* **Task objective**
Across the following data, how many lines include the string "Tools"? Reply with the number and nothing more.

----- Given records -----

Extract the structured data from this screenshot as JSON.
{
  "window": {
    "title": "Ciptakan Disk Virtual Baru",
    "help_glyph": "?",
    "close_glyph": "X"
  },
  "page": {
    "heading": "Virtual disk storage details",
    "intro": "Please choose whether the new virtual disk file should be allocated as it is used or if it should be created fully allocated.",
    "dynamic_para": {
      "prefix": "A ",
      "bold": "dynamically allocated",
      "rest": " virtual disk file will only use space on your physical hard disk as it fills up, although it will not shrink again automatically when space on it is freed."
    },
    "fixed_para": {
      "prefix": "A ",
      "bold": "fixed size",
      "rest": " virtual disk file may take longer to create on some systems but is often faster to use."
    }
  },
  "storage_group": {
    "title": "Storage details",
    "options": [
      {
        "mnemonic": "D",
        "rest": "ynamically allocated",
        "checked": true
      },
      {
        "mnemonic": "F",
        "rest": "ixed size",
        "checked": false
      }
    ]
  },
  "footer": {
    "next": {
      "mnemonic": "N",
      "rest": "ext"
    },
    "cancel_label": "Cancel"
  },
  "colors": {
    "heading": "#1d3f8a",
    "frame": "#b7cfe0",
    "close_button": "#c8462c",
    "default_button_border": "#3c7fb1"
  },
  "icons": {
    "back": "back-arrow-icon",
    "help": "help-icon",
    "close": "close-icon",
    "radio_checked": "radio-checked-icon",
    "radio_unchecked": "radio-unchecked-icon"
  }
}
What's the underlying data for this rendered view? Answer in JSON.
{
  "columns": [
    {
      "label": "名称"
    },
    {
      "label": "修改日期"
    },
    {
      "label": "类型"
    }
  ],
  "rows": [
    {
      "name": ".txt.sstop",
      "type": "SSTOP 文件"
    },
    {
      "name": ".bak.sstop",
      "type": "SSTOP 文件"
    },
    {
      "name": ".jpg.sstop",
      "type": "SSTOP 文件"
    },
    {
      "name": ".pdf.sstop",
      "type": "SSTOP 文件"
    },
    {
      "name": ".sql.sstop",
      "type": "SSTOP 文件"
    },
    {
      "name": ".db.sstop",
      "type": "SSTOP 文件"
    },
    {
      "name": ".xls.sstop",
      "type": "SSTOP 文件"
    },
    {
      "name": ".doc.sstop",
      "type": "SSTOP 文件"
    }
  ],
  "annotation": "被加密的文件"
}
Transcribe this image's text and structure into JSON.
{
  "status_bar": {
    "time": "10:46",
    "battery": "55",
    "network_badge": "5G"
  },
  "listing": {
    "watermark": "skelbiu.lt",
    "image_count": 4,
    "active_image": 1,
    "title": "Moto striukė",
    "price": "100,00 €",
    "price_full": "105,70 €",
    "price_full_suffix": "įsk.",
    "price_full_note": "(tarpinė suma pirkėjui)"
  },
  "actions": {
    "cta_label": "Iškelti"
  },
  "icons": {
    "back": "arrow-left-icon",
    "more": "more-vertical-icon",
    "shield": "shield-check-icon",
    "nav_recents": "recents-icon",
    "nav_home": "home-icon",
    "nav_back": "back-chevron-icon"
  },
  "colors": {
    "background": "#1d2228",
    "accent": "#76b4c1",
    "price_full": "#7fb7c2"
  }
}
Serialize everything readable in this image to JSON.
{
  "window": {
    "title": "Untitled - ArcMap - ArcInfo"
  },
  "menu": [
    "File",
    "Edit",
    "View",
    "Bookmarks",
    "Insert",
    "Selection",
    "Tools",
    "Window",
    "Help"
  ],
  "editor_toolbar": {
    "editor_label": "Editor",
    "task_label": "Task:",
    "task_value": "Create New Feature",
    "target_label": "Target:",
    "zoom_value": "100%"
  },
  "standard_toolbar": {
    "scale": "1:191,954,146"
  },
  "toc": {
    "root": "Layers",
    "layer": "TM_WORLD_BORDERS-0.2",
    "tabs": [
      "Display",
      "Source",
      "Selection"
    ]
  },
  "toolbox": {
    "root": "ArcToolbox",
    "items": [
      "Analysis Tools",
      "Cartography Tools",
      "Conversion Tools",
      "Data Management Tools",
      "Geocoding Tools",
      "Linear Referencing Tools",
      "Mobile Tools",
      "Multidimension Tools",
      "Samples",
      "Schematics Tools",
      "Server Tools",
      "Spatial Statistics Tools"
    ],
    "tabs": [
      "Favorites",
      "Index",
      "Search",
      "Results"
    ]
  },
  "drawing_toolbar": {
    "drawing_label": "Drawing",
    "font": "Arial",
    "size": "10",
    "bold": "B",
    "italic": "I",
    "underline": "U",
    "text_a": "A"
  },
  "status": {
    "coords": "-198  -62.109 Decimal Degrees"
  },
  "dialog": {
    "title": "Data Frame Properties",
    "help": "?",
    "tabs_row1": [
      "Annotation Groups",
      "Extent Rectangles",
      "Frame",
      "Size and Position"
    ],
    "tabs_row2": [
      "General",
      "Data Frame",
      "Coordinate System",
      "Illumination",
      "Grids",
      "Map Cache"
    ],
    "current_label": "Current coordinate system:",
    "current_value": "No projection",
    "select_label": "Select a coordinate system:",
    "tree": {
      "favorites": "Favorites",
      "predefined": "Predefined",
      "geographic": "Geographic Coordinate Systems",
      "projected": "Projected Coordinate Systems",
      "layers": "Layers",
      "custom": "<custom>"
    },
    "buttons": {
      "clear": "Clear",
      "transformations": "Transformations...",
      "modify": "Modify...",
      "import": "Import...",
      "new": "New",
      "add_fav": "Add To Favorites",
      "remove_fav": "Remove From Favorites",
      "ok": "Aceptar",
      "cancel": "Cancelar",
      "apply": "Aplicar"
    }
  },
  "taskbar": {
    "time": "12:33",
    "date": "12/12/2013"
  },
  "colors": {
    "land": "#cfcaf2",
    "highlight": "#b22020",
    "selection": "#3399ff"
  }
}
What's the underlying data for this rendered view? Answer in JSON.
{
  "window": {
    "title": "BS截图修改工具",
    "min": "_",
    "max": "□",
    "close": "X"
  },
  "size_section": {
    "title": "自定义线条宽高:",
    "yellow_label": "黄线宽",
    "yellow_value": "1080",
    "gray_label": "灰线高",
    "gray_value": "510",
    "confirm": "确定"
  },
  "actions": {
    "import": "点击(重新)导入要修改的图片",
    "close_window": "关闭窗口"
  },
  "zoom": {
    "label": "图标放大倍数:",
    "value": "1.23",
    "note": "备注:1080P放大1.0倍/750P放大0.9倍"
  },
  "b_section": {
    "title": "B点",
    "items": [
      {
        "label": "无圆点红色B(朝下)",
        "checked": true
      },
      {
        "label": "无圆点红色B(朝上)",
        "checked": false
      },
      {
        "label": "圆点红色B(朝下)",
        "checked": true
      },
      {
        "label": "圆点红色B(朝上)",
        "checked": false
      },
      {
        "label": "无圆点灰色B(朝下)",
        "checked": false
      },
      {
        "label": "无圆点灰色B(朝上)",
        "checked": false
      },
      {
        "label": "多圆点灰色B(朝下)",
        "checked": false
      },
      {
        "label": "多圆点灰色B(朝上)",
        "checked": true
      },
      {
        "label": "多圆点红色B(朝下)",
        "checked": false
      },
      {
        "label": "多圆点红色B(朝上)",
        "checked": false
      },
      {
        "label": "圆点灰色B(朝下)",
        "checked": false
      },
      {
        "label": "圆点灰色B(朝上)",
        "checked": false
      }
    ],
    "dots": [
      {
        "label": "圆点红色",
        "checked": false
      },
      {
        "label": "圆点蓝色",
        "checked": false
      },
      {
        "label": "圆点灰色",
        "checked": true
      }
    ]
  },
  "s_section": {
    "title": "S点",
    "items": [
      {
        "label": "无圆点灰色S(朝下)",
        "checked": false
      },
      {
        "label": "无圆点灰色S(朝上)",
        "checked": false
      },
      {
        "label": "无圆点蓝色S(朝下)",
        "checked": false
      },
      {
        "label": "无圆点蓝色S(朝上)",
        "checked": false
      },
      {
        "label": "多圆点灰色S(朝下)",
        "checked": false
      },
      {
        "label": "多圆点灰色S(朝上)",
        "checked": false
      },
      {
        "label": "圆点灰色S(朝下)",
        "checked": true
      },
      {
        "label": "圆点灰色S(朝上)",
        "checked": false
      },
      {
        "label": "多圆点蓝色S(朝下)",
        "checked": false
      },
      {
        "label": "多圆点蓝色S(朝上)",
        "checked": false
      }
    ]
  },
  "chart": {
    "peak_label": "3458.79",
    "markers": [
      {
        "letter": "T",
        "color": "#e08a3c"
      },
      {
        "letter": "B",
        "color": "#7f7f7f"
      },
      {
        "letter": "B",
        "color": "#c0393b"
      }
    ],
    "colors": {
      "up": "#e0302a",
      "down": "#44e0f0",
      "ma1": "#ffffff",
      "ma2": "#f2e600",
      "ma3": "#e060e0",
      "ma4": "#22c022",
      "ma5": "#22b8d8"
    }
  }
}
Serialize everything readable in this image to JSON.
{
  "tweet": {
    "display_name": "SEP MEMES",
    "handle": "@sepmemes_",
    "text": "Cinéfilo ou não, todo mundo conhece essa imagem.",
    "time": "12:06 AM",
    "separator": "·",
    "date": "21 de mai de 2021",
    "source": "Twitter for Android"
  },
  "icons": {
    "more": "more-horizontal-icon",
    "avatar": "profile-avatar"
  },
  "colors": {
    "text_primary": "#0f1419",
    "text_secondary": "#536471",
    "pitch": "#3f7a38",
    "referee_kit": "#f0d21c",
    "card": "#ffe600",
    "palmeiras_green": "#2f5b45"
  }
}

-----

* **The completed task**
12